[WHAT NEEDS TO BE DONE] Search the listing below for the word "gitt" and copy each line where it appears.

[SOURCE DATA]
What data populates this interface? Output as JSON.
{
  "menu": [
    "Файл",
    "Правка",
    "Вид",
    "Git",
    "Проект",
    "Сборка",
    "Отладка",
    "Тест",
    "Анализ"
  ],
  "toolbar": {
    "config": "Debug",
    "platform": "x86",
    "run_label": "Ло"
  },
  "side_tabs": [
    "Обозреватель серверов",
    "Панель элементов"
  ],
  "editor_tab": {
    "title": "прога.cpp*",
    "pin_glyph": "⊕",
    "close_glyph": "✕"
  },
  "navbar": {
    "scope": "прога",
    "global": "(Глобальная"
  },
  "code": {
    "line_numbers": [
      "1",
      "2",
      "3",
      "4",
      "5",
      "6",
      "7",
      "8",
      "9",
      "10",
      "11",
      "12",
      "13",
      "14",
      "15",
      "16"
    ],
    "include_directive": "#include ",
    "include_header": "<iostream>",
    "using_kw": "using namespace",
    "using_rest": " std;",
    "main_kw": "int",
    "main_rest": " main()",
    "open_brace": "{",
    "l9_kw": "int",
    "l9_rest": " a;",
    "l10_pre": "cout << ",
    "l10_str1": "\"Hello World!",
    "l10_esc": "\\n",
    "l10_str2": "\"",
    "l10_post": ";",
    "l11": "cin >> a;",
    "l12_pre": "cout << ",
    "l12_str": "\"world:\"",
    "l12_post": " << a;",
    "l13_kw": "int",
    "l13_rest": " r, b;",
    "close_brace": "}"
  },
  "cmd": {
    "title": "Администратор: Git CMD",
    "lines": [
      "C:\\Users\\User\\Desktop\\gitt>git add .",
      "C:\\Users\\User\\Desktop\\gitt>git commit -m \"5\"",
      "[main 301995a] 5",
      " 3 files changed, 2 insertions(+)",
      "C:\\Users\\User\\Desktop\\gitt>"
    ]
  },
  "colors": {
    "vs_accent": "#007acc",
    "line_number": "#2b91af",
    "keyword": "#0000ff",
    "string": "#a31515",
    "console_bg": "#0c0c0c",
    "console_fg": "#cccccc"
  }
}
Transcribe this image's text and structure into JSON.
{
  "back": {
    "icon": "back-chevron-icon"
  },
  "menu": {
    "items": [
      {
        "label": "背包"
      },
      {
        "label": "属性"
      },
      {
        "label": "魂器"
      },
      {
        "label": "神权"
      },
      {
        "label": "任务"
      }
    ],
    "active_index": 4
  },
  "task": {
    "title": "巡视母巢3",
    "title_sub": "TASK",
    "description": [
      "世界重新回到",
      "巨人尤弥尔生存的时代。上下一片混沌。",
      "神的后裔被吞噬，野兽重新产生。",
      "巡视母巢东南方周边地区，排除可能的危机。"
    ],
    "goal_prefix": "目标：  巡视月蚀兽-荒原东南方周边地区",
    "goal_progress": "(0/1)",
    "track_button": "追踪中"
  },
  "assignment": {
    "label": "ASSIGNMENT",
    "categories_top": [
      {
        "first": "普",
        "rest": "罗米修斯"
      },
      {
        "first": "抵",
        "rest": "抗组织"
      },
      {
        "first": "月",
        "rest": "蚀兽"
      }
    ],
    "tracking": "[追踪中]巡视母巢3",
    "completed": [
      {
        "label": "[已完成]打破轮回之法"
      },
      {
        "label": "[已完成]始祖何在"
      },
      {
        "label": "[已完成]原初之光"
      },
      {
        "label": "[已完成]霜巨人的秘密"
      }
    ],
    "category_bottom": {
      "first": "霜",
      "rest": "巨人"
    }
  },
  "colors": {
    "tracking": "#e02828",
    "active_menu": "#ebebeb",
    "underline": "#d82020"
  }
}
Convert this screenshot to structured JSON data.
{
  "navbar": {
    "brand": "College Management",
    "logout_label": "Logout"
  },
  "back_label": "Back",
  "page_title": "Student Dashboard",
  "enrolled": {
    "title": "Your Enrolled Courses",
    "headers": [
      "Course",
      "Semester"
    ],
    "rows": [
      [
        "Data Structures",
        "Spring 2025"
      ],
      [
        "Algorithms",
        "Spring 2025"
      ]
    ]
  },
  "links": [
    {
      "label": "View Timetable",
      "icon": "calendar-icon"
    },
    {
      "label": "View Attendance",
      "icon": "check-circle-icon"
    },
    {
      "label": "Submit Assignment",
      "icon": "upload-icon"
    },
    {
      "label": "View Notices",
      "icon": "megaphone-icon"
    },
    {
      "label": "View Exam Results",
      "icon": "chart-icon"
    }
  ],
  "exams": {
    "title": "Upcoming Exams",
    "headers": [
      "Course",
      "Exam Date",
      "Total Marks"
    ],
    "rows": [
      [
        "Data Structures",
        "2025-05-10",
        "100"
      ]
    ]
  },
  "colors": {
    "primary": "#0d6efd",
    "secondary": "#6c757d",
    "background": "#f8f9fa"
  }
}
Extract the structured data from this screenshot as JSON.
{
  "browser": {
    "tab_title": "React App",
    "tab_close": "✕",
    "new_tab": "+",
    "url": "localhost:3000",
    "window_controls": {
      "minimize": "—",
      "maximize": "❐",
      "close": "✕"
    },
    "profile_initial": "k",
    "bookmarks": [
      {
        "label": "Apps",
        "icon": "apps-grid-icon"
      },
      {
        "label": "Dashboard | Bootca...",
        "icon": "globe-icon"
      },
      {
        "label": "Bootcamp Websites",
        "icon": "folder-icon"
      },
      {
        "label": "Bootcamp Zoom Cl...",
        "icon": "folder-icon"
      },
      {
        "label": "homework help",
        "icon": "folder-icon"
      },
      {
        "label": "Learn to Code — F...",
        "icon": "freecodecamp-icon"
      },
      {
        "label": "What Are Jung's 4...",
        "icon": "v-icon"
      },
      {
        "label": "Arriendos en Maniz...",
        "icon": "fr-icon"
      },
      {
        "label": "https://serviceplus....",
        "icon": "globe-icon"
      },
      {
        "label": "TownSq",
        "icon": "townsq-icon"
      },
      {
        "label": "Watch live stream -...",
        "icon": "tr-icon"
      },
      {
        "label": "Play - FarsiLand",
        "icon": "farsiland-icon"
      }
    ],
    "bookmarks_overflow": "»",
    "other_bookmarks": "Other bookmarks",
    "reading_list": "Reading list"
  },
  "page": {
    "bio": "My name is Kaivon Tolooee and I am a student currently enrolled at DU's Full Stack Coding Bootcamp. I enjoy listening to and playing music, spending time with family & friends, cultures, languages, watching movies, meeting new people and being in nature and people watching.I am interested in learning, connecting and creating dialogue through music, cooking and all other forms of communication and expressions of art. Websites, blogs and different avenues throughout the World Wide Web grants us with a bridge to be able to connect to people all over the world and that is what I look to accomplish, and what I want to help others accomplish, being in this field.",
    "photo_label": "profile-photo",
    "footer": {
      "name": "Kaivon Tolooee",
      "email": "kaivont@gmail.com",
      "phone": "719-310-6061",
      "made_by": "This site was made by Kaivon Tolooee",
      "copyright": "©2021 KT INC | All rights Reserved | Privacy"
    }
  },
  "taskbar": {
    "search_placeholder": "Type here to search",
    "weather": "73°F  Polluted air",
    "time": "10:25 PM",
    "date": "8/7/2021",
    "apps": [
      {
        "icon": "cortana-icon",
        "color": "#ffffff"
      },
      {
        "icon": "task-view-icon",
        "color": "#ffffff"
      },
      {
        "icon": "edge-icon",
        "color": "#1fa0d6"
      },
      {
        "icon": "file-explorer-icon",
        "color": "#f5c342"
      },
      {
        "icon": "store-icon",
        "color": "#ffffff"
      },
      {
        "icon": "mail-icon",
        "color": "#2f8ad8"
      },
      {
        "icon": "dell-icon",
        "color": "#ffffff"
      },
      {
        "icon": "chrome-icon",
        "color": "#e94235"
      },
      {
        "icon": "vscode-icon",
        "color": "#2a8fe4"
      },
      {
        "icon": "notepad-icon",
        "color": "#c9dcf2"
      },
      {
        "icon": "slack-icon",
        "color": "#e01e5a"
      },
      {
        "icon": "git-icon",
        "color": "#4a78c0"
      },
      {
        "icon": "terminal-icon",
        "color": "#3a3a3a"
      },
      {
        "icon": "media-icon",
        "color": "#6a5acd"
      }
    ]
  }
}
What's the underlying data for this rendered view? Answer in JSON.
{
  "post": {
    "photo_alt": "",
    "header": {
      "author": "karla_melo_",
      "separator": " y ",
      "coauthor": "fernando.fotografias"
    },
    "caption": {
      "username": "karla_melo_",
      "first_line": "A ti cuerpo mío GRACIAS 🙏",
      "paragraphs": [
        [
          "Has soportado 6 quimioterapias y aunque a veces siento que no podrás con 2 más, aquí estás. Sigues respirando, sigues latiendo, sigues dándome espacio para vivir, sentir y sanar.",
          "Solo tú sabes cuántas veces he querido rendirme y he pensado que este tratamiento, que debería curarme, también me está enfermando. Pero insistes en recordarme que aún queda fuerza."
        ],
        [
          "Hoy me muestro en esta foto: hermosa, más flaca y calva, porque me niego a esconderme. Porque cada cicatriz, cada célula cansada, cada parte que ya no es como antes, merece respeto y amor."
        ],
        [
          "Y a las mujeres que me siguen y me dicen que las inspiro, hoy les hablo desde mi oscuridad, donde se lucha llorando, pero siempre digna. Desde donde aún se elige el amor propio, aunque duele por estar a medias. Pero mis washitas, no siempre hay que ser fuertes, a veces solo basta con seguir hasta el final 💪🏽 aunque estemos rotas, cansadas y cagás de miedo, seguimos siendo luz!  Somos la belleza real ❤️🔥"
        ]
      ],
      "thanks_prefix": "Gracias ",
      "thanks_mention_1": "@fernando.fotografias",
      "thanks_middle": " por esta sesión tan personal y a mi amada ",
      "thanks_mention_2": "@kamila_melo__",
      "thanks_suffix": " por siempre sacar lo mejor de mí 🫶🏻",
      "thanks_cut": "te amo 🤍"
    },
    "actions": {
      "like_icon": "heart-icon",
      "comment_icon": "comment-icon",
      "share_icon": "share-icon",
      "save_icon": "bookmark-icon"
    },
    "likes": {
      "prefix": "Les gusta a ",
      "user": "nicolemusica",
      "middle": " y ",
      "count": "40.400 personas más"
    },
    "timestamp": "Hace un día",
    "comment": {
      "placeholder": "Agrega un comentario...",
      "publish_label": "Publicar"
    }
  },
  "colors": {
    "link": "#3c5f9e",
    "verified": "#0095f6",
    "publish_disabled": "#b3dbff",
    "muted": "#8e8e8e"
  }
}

[REPLY TO THE TASK]
      "C:\\Users\\User\\Desktop\\gitt>git add .",
      "C:\\Users\\User\\Desktop\\gitt>git commit -m \"5\"",
      "C:\\Users\\User\\Desktop\\gitt>"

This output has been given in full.